[Exercise details] Although the listing contains pictures, reproduce only its text, exactly as written.

[Task inputs]
○ ○ ○ ○ ○

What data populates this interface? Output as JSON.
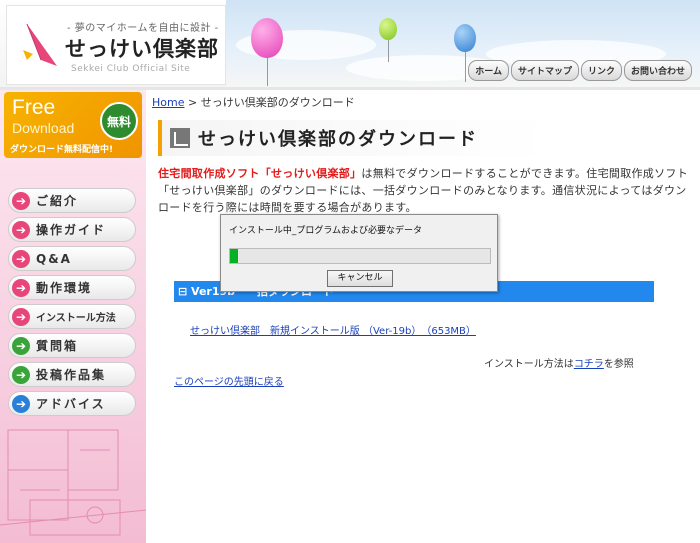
{
  "header": {
    "tagline": "- 夢のマイホームを自由に設計 -",
    "logo_title": "せっけい倶楽部",
    "logo_sub": "Sekkei Club Official Site",
    "nav": [
      "ホーム",
      "サイトマップ",
      "リンク",
      "お問い合わせ"
    ]
  },
  "sidebar": {
    "free_big": "Free",
    "free_download": "Download",
    "free_badge": "無料",
    "free_note": "ダウンロード無料配信中!",
    "menu": [
      {
        "label": "ご紹介",
        "color": "#e8457a",
        "icon": "arrow-right-icon"
      },
      {
        "label": "操作ガイド",
        "color": "#e8457a",
        "icon": "arrow-right-icon"
      },
      {
        "label": "Q&A",
        "color": "#e8457a",
        "icon": "arrow-right-icon"
      },
      {
        "label": "動作環境",
        "color": "#e8457a",
        "icon": "arrow-right-icon"
      },
      {
        "label": "インストール方法",
        "color": "#e8457a",
        "icon": "arrow-right-icon"
      },
      {
        "label": "質問箱",
        "color": "#3aa43a",
        "icon": "arrow-right-icon"
      },
      {
        "label": "投稿作品集",
        "color": "#3aa43a",
        "icon": "arrow-right-icon"
      },
      {
        "label": "アドバイス",
        "color": "#2a7fd8",
        "icon": "arrow-right-icon"
      }
    ]
  },
  "main": {
    "breadcrumb_home": "Home",
    "breadcrumb_sep": " > ",
    "breadcrumb_current": "せっけい倶楽部のダウンロード",
    "page_title": "せっけい倶楽部のダウンロード",
    "intro_highlight": "住宅間取作成ソフト「せっけい倶楽部」",
    "intro_rest": "は無料でダウンロードすることができます。住宅間取作成ソフト「せっけい倶楽部」のダウンロードには、一括ダウンロードのみとなります。通信状況によってはダウンロードを行う際には時間を要する場合があります。",
    "download_header": "⊟ Ver19b　一括ダウンロード",
    "download_link": "せっけい倶楽部　新規インストール版 （Ver-19b）　（653MB）",
    "install_note_prefix": "インストール方法は",
    "install_note_link": "コチラ",
    "install_note_suffix": "を参照",
    "top_link": "このページの先頭に戻る"
  },
  "dialog": {
    "message": "インストール中_プログラムおよび必要なデータ",
    "progress_percent": 3,
    "cancel_label": "キャンセル"
  }
}
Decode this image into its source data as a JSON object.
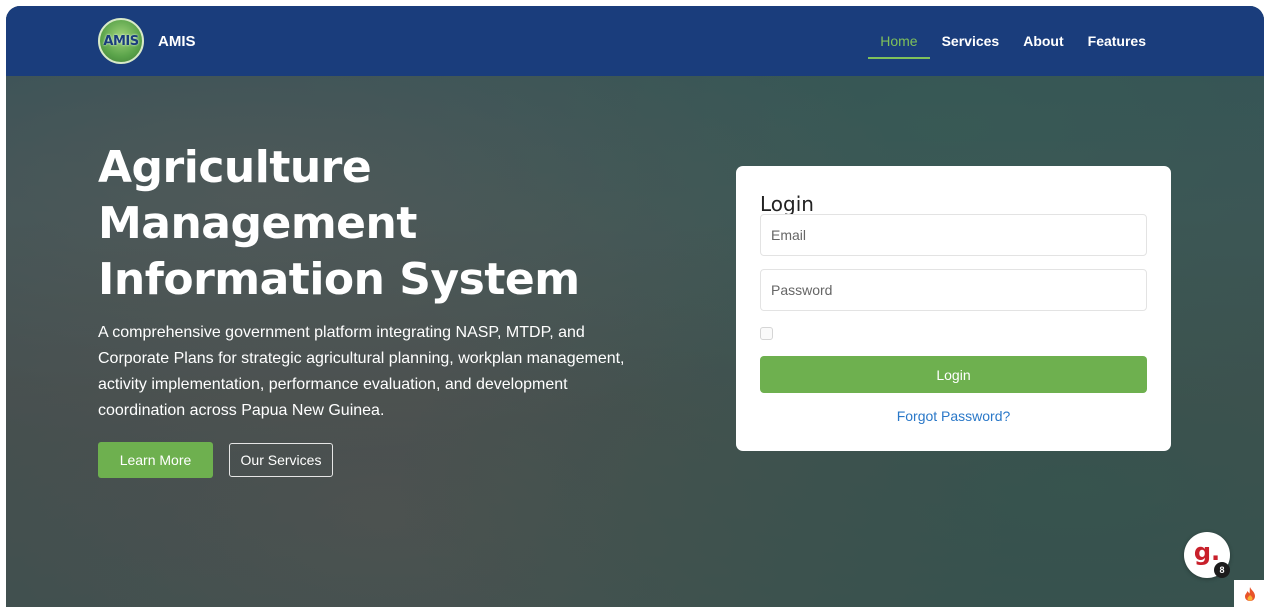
{
  "brand": {
    "name": "AMIS",
    "logo_text": "AMIS"
  },
  "nav": [
    {
      "label": "Home",
      "active": true
    },
    {
      "label": "Services",
      "active": false
    },
    {
      "label": "About",
      "active": false
    },
    {
      "label": "Features",
      "active": false
    }
  ],
  "hero": {
    "title_line1": "Agriculture",
    "title_line2": "Management",
    "title_line3": "Information System",
    "description": "A comprehensive government platform integrating NASP, MTDP, and Corporate Plans for strategic agricultural planning, workplan management, activity implementation, performance evaluation, and development coordination across Papua New Guinea.",
    "learn_more_label": "Learn More",
    "our_services_label": "Our Services"
  },
  "login": {
    "title": "Login",
    "email_placeholder": "Email",
    "password_placeholder": "Password",
    "submit_label": "Login",
    "forgot_label": "Forgot Password?"
  },
  "widgets": {
    "g_letter": "g.",
    "g_badge": "8"
  },
  "colors": {
    "navbar": "#1a3d7c",
    "accent_green": "#6eb04f",
    "nav_active": "#7fc15a",
    "link_blue": "#2a78c8"
  }
}
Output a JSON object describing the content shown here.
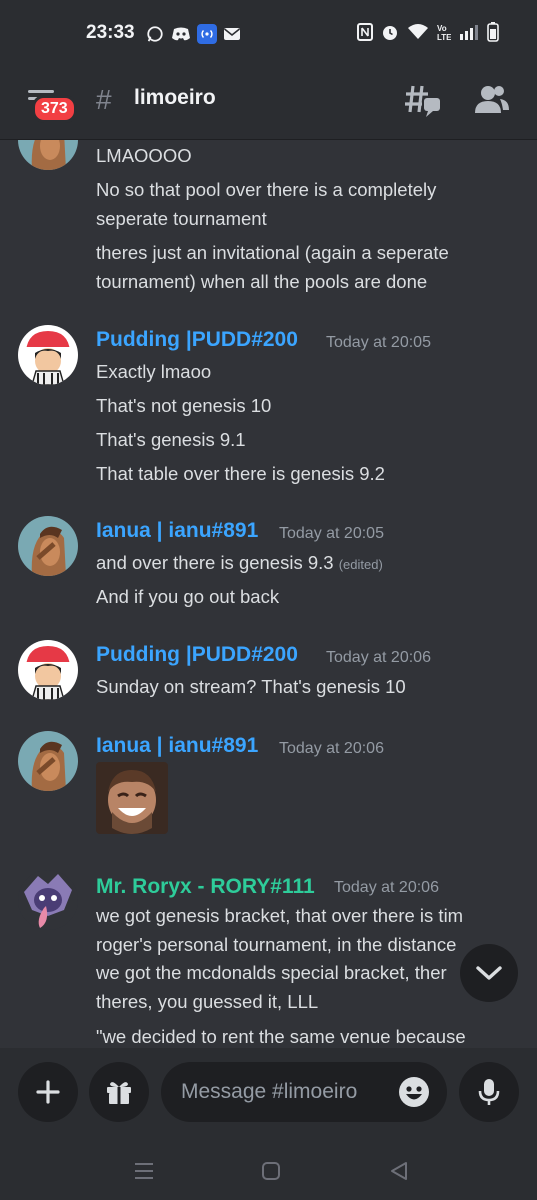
{
  "status_bar": {
    "time": "23:33",
    "left_icons": [
      "whatsapp-icon",
      "discord-icon",
      "hotspot-icon",
      "mail-icon"
    ],
    "right_icons": [
      "nfc-icon",
      "alarm-icon",
      "wifi-icon",
      "volte-icon",
      "signal-icon",
      "battery-icon"
    ]
  },
  "header": {
    "unread_badge": "373",
    "hash": "#",
    "channel_name": "limoeiro"
  },
  "messages": [
    {
      "type": "continuation",
      "lines": [
        "LMAOOOO",
        "No so that pool over there is a completely",
        "seperate tournament",
        "theres just an invitational (again a seperate",
        "tournament) when all the pools are done"
      ]
    },
    {
      "author": "Pudding |PUDD#200",
      "timestamp": "Today at 20:05",
      "color": "#3ba5ff",
      "lines": [
        "Exactly lmaoo",
        "That's not genesis 10",
        "That's genesis 9.1",
        "That table over there is genesis 9.2"
      ]
    },
    {
      "author": "Ianua | ianu#891",
      "timestamp": "Today at 20:05",
      "color": "#3ba5ff",
      "lines": [
        "and over there is genesis 9.3",
        "And if you go out back"
      ],
      "edited": "(edited)"
    },
    {
      "author": "Pudding |PUDD#200",
      "timestamp": "Today at 20:06",
      "color": "#3ba5ff",
      "lines": [
        "Sunday on stream? That's genesis 10"
      ]
    },
    {
      "author": "Ianua | ianu#891",
      "timestamp": "Today at 20:06",
      "color": "#3ba5ff",
      "lines": []
    },
    {
      "author": "Mr. Roryx - RORY#111",
      "timestamp": "Today at 20:06",
      "color": "#2ecc9a",
      "lines": [
        "we got genesis bracket, that over there is tim",
        "roger's personal tournament, in the distance",
        "we got the mcdonalds special bracket, ther",
        "theres, you guessed it, LLL",
        "\"we decided to rent the same venue because"
      ]
    }
  ],
  "composer": {
    "placeholder": "Message #limoeiro"
  }
}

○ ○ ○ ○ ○

[Exercise answer]
What data populates this interface? Output as JSON.
{
  "header": {
    "tagline": "- 夢のマイホームを自由に設計 -",
    "logo_title": "せっけい倶楽部",
    "logo_sub": "Sekkei Club Official Site",
    "nav": [
      "ホーム",
      "サイトマップ",
      "リンク",
      "お問い合わせ"
    ]
  },
  "sidebar": {
    "free_big": "Free",
    "free_download": "Download",
    "free_badge": "無料",
    "free_note": "ダウンロード無料配信中!",
    "menu": [
      {
        "label": "ご紹介",
        "color": "#e8457a",
        "icon": "arrow-right-icon"
      },
      {
        "label": "操作ガイド",
        "color": "#e8457a",
        "icon": "arrow-right-icon"
      },
      {
        "label": "Q&A",
        "color": "#e8457a",
        "icon": "arrow-right-icon"
      },
      {
        "label": "動作環境",
        "color": "#e8457a",
        "icon": "arrow-right-icon"
      },
      {
        "label": "インストール方法",
        "color": "#e8457a",
        "icon": "arrow-right-icon"
      },
      {
        "label": "質問箱",
        "color": "#3aa43a",
        "icon": "arrow-right-icon"
      },
      {
        "label": "投稿作品集",
        "color": "#3aa43a",
        "icon": "arrow-right-icon"
      },
      {
        "label": "アドバイス",
        "color": "#2a7fd8",
        "icon": "arrow-right-icon"
      }
    ]
  },
  "main": {
    "breadcrumb_home": "Home",
    "breadcrumb_sep": " > ",
    "breadcrumb_current": "せっけい倶楽部のダウンロード",
    "page_title": "せっけい倶楽部のダウンロード",
    "intro_highlight": "住宅間取作成ソフト「せっけい倶楽部」",
    "intro_rest": "は無料でダウンロードすることができます。住宅間取作成ソフト「せっけい倶楽部」のダウンロードには、一括ダウンロードのみとなります。通信状況によってはダウンロードを行う際には時間を要する場合があります。",
    "download_header": "⊟ Ver19b　一括ダウンロード",
    "download_link": "せっけい倶楽部　新規インストール版 （Ver-19b）　（653MB）",
    "install_note_prefix": "インストール方法は",
    "install_note_link": "コチラ",
    "install_note_suffix": "を参照",
    "top_link": "このページの先頭に戻る"
  },
  "dialog": {
    "message": "インストール中_プログラムおよび必要なデータ",
    "progress_percent": 3,
    "cancel_label": "キャンセル"
  }
}
Decode this image into its source data as a JSON object.
{
  "brand": {
    "name": "AMIS",
    "logo_text": "AMIS"
  },
  "nav": [
    {
      "label": "Home",
      "active": true
    },
    {
      "label": "Services",
      "active": false
    },
    {
      "label": "About",
      "active": false
    },
    {
      "label": "Features",
      "active": false
    }
  ],
  "hero": {
    "title_line1": "Agriculture",
    "title_line2": "Management",
    "title_line3": "Information System",
    "description": "A comprehensive government platform integrating NASP, MTDP, and Corporate Plans for strategic agricultural planning, workplan management, activity implementation, performance evaluation, and development coordination across Papua New Guinea.",
    "learn_more_label": "Learn More",
    "our_services_label": "Our Services"
  },
  "login": {
    "title": "Login",
    "email_placeholder": "Email",
    "password_placeholder": "Password",
    "submit_label": "Login",
    "forgot_label": "Forgot Password?"
  },
  "widgets": {
    "g_letter": "g.",
    "g_badge": "8"
  },
  "colors": {
    "navbar": "#1a3d7c",
    "accent_green": "#6eb04f",
    "nav_active": "#7fc15a",
    "link_blue": "#2a78c8"
  }
}
Output a JSON object describing the content shown here.
{
  "status_bar": {
    "time": "23:33",
    "left_icons": [
      "whatsapp-icon",
      "discord-icon",
      "hotspot-icon",
      "mail-icon"
    ],
    "right_icons": [
      "nfc-icon",
      "alarm-icon",
      "wifi-icon",
      "volte-icon",
      "signal-icon",
      "battery-icon"
    ]
  },
  "header": {
    "unread_badge": "373",
    "hash": "#",
    "channel_name": "limoeiro"
  },
  "messages": [
    {
      "type": "continuation",
      "lines": [
        "LMAOOOO",
        "No so that pool over there is a completely",
        "seperate tournament",
        "theres just an invitational (again a seperate",
        "tournament) when all the pools are done"
      ]
    },
    {
      "author": "Pudding |PUDD#200",
      "timestamp": "Today at 20:05",
      "color": "#3ba5ff",
      "lines": [
        "Exactly lmaoo",
        "That's not genesis 10",
        "That's genesis 9.1",
        "That table over there is genesis 9.2"
      ]
    },
    {
      "author": "Ianua | ianu#891",
      "timestamp": "Today at 20:05",
      "color": "#3ba5ff",
      "lines": [
        "and over there is genesis 9.3",
        "And if you go out back"
      ],
      "edited": "(edited)"
    },
    {
      "author": "Pudding |PUDD#200",
      "timestamp": "Today at 20:06",
      "color": "#3ba5ff",
      "lines": [
        "Sunday on stream? That's genesis 10"
      ]
    },
    {
      "author": "Ianua | ianu#891",
      "timestamp": "Today at 20:06",
      "color": "#3ba5ff",
      "lines": []
    },
    {
      "author": "Mr. Roryx - RORY#111",
      "timestamp": "Today at 20:06",
      "color": "#2ecc9a",
      "lines": [
        "we got genesis bracket, that over there is tim",
        "roger's personal tournament, in the distance",
        "we got the mcdonalds special bracket, ther",
        "theres, you guessed it, LLL",
        "\"we decided to rent the same venue because"
      ]
    }
  ],
  "composer": {
    "placeholder": "Message #limoeiro"
  }
}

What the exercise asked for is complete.